Due to the COVID-19 pandemic, it took longer to get the saildrones there and back because they had to sail to Alaska from California rather than being shipped to the study area. This meant that scientists had to modify survey plans because they had less time to complete the survey. Rather than surveying transect lines 20 nautical miles apart, the saildrones surveyed transects that were roughly 40 nautical miles apart. As a result, there was less sampling effort.   

During ship-based pollock surveys, trawl samples are used to verify the species, age and size of fish in the catch.  This information, which is used to convert acoustic signals to fish abundance (biomass at age or size), cannot be gathered using uncrewed surface vehicles. With less reliable and detailed information to work with, scientists had to account for greater uncertainty in the data.

The three saildrones (plotted in different colors) split up and each surveyed a sector of the Eastern Bering Sea along transects with a 40 nm spacing, as opposed to Dyson’s typical 20 nm spacing.
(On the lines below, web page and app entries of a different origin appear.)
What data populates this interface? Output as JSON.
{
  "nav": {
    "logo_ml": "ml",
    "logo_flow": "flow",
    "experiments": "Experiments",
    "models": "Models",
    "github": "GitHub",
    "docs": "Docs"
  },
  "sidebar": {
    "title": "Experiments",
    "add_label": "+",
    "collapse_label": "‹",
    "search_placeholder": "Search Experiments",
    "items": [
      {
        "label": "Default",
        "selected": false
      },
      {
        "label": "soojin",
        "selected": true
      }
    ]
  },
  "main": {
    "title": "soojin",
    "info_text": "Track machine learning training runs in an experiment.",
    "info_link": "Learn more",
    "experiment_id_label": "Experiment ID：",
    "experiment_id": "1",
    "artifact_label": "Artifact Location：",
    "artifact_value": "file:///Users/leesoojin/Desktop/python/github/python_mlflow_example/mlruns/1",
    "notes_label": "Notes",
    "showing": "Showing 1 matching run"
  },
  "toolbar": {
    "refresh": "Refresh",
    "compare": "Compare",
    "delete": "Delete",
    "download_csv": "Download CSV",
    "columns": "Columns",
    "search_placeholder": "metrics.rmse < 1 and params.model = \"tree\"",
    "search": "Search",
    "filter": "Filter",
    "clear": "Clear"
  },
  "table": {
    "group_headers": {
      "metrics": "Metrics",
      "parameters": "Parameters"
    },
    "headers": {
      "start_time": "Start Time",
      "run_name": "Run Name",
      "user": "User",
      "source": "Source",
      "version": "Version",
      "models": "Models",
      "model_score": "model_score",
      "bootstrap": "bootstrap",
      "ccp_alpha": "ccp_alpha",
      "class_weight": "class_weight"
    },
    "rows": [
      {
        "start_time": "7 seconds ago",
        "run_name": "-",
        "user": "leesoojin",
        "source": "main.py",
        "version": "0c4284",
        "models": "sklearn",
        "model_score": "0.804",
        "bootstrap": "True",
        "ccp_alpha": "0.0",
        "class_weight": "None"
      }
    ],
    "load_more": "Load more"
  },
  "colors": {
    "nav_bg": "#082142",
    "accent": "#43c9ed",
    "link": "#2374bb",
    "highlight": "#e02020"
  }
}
Credit: NOAA Fisheries.

Scientists used models to estimate the additional uncertainty due to the reduced amount of sampling. They developed methods and used biological data collected in past surveys to convert the observed backscatter to pollock biomass. 

“It was great to be able to put what we have developed to practical use in a very challenging situation.  We were able to achieve our goal to provide some survey estimates of pollock abundance in the Bering Sea this year to support resource management decisions,” said De Robertis.

While not a substitute for the full spectrum of tasks that crewed research vessel surveys can undertake, the technology proved to be highly effective in an unusual year. This is an area that is developing rapidly. Going forward, ocean-going robots with scientific sensors like the ones used in this study are likely to be used more broadly. 

This article appears courtesy of NOAA Fisheries and is reproduced here in an abbreviated form. It may be found in its original form here

The opinions expressed herein are the author's and not necessarily those of The Maritime Executive.